--- ENTRIES SUPPLIED Enclosed Below ---
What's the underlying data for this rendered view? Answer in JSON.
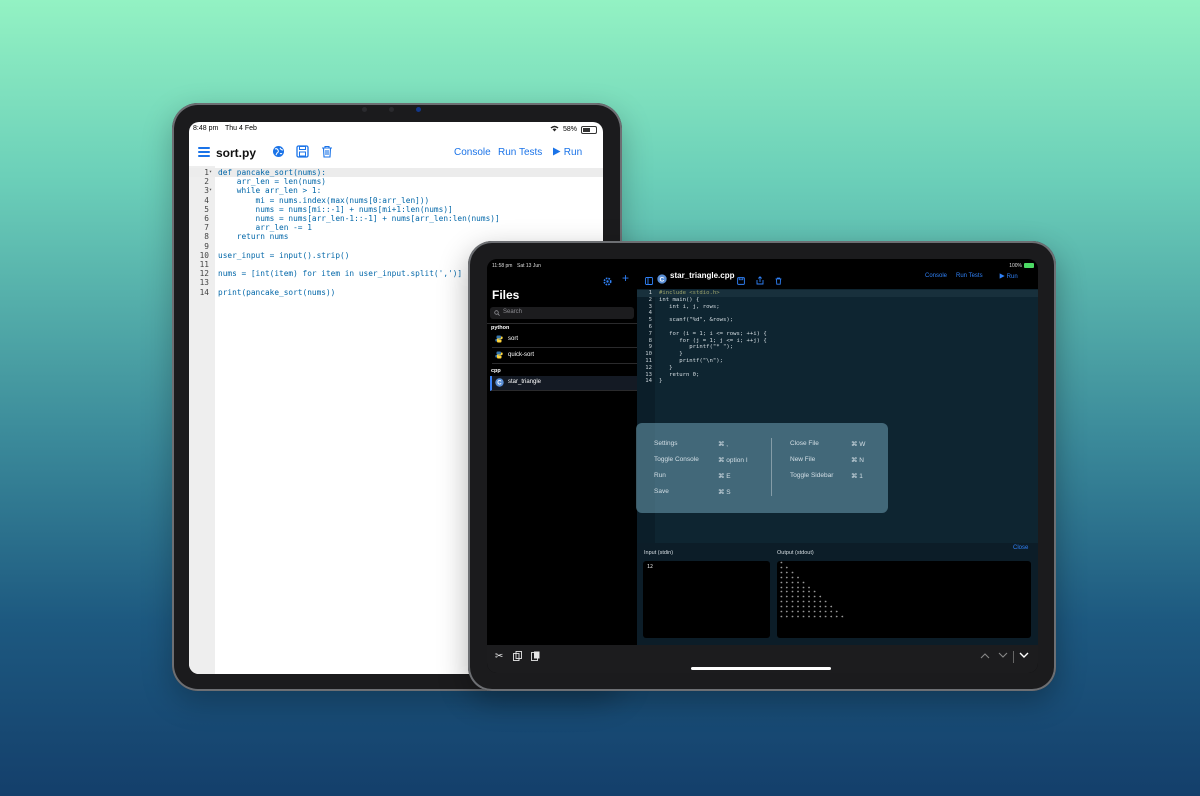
{
  "ipad1": {
    "status": {
      "time": "8:48 pm",
      "date": "Thu 4 Feb",
      "battery": "58%"
    },
    "toolbar": {
      "file_name": "sort.py",
      "console_label": "Console",
      "run_tests_label": "Run Tests",
      "run_label": "Run"
    },
    "code_lines": [
      {
        "n": "1",
        "fold": "▾",
        "text": "def pancake_sort(nums):"
      },
      {
        "n": "2",
        "fold": "",
        "text": "    arr_len = len(nums)"
      },
      {
        "n": "3",
        "fold": "▾",
        "text": "    while arr_len > 1:"
      },
      {
        "n": "4",
        "fold": "",
        "text": "        mi = nums.index(max(nums[0:arr_len]))"
      },
      {
        "n": "5",
        "fold": "",
        "text": "        nums = nums[mi::-1] + nums[mi+1:len(nums)]"
      },
      {
        "n": "6",
        "fold": "",
        "text": "        nums = nums[arr_len-1::-1] + nums[arr_len:len(nums)]"
      },
      {
        "n": "7",
        "fold": "",
        "text": "        arr_len -= 1"
      },
      {
        "n": "8",
        "fold": "",
        "text": "    return nums"
      },
      {
        "n": "9",
        "fold": "",
        "text": ""
      },
      {
        "n": "10",
        "fold": "",
        "text": "user_input = input().strip()"
      },
      {
        "n": "11",
        "fold": "",
        "text": ""
      },
      {
        "n": "12",
        "fold": "",
        "text": "nums = [int(item) for item in user_input.split(',')]"
      },
      {
        "n": "13",
        "fold": "",
        "text": ""
      },
      {
        "n": "14",
        "fold": "",
        "text": "print(pancake_sort(nums))"
      }
    ]
  },
  "ipad2": {
    "status": {
      "time": "11:58 pm",
      "date": "Sat 13 Jun",
      "battery": "100%"
    },
    "sidebar": {
      "title": "Files",
      "search_placeholder": "Search",
      "groups": [
        {
          "name": "python",
          "items": [
            {
              "label": "sort",
              "icon": "python-icon"
            },
            {
              "label": "quick-sort",
              "icon": "python-icon"
            }
          ]
        },
        {
          "name": "cpp",
          "items": [
            {
              "label": "star_triangle",
              "icon": "cpp-icon",
              "selected": true
            }
          ]
        }
      ]
    },
    "toolbar": {
      "file_name": "star_triangle.cpp",
      "console_label": "Console",
      "run_tests_label": "Run Tests",
      "run_label": "Run"
    },
    "code_lines": [
      {
        "n": "1",
        "text": "#include <stdio.h>"
      },
      {
        "n": "2",
        "text": "int main() {"
      },
      {
        "n": "3",
        "text": "   int i, j, rows;"
      },
      {
        "n": "4",
        "text": ""
      },
      {
        "n": "5",
        "text": "   scanf(\"%d\", &rows);"
      },
      {
        "n": "6",
        "text": ""
      },
      {
        "n": "7",
        "text": "   for (i = 1; i <= rows; ++i) {"
      },
      {
        "n": "8",
        "text": "      for (j = 1; j <= i; ++j) {"
      },
      {
        "n": "9",
        "text": "         printf(\"* \");"
      },
      {
        "n": "10",
        "text": "      }"
      },
      {
        "n": "11",
        "text": "      printf(\"\\n\");"
      },
      {
        "n": "12",
        "text": "   }"
      },
      {
        "n": "13",
        "text": "   return 0;"
      },
      {
        "n": "14",
        "text": "}"
      }
    ],
    "shortcuts": {
      "left": [
        {
          "label": "Settings",
          "keys": "⌘ ,"
        },
        {
          "label": "Toggle Console",
          "keys": "⌘ option I"
        },
        {
          "label": "Run",
          "keys": "⌘ E"
        },
        {
          "label": "Save",
          "keys": "⌘ S"
        }
      ],
      "right": [
        {
          "label": "Close File",
          "keys": "⌘ W"
        },
        {
          "label": "New File",
          "keys": "⌘ N"
        },
        {
          "label": "Toggle Sidebar",
          "keys": "⌘ 1"
        }
      ]
    },
    "console": {
      "input_label": "Input (stdin)",
      "output_label": "Output (stdout)",
      "close_label": "Close",
      "input_value": "12",
      "output_lines": [
        "*",
        "* *",
        "* * *",
        "* * * *",
        "* * * * *",
        "* * * * * *",
        "* * * * * * *",
        "* * * * * * * *",
        "* * * * * * * * *",
        "* * * * * * * * * *",
        "* * * * * * * * * * *",
        "* * * * * * * * * * * *"
      ]
    }
  },
  "colors": {
    "accent": "#1a73e8",
    "dark_editor_bg": "#0e2531",
    "page_gradient_top": "#93f2c3",
    "page_gradient_bottom": "#143f6b"
  }
}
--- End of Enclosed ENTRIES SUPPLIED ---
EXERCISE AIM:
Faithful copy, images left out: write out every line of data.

REPLY:
What's the underlying data for this rendered view? Answer in JSON.
{
  "ipad1": {
    "status": {
      "time": "8:48 pm",
      "date": "Thu 4 Feb",
      "battery": "58%"
    },
    "toolbar": {
      "file_name": "sort.py",
      "console_label": "Console",
      "run_tests_label": "Run Tests",
      "run_label": "Run"
    },
    "code_lines": [
      {
        "n": "1",
        "fold": "▾",
        "text": "def pancake_sort(nums):"
      },
      {
        "n": "2",
        "fold": "",
        "text": "    arr_len = len(nums)"
      },
      {
        "n": "3",
        "fold": "▾",
        "text": "    while arr_len > 1:"
      },
      {
        "n": "4",
        "fold": "",
        "text": "        mi = nums.index(max(nums[0:arr_len]))"
      },
      {
        "n": "5",
        "fold": "",
        "text": "        nums = nums[mi::-1] + nums[mi+1:len(nums)]"
      },
      {
        "n": "6",
        "fold": "",
        "text": "        nums = nums[arr_len-1::-1] + nums[arr_len:len(nums)]"
      },
      {
        "n": "7",
        "fold": "",
        "text": "        arr_len -= 1"
      },
      {
        "n": "8",
        "fold": "",
        "text": "    return nums"
      },
      {
        "n": "9",
        "fold": "",
        "text": ""
      },
      {
        "n": "10",
        "fold": "",
        "text": "user_input = input().strip()"
      },
      {
        "n": "11",
        "fold": "",
        "text": ""
      },
      {
        "n": "12",
        "fold": "",
        "text": "nums = [int(item) for item in user_input.split(',')]"
      },
      {
        "n": "13",
        "fold": "",
        "text": ""
      },
      {
        "n": "14",
        "fold": "",
        "text": "print(pancake_sort(nums))"
      }
    ]
  },
  "ipad2": {
    "status": {
      "time": "11:58 pm",
      "date": "Sat 13 Jun",
      "battery": "100%"
    },
    "sidebar": {
      "title": "Files",
      "search_placeholder": "Search",
      "groups": [
        {
          "name": "python",
          "items": [
            {
              "label": "sort",
              "icon": "python-icon"
            },
            {
              "label": "quick-sort",
              "icon": "python-icon"
            }
          ]
        },
        {
          "name": "cpp",
          "items": [
            {
              "label": "star_triangle",
              "icon": "cpp-icon",
              "selected": true
            }
          ]
        }
      ]
    },
    "toolbar": {
      "file_name": "star_triangle.cpp",
      "console_label": "Console",
      "run_tests_label": "Run Tests",
      "run_label": "Run"
    },
    "code_lines": [
      {
        "n": "1",
        "text": "#include <stdio.h>"
      },
      {
        "n": "2",
        "text": "int main() {"
      },
      {
        "n": "3",
        "text": "   int i, j, rows;"
      },
      {
        "n": "4",
        "text": ""
      },
      {
        "n": "5",
        "text": "   scanf(\"%d\", &rows);"
      },
      {
        "n": "6",
        "text": ""
      },
      {
        "n": "7",
        "text": "   for (i = 1; i <= rows; ++i) {"
      },
      {
        "n": "8",
        "text": "      for (j = 1; j <= i; ++j) {"
      },
      {
        "n": "9",
        "text": "         printf(\"* \");"
      },
      {
        "n": "10",
        "text": "      }"
      },
      {
        "n": "11",
        "text": "      printf(\"\\n\");"
      },
      {
        "n": "12",
        "text": "   }"
      },
      {
        "n": "13",
        "text": "   return 0;"
      },
      {
        "n": "14",
        "text": "}"
      }
    ],
    "shortcuts": {
      "left": [
        {
          "label": "Settings",
          "keys": "⌘ ,"
        },
        {
          "label": "Toggle Console",
          "keys": "⌘ option I"
        },
        {
          "label": "Run",
          "keys": "⌘ E"
        },
        {
          "label": "Save",
          "keys": "⌘ S"
        }
      ],
      "right": [
        {
          "label": "Close File",
          "keys": "⌘ W"
        },
        {
          "label": "New File",
          "keys": "⌘ N"
        },
        {
          "label": "Toggle Sidebar",
          "keys": "⌘ 1"
        }
      ]
    },
    "console": {
      "input_label": "Input (stdin)",
      "output_label": "Output (stdout)",
      "close_label": "Close",
      "input_value": "12",
      "output_lines": [
        "*",
        "* *",
        "* * *",
        "* * * *",
        "* * * * *",
        "* * * * * *",
        "* * * * * * *",
        "* * * * * * * *",
        "* * * * * * * * *",
        "* * * * * * * * * *",
        "* * * * * * * * * * *",
        "* * * * * * * * * * * *"
      ]
    }
  },
  "colors": {
    "accent": "#1a73e8",
    "dark_editor_bg": "#0e2531",
    "page_gradient_top": "#93f2c3",
    "page_gradient_bottom": "#143f6b"
  }
}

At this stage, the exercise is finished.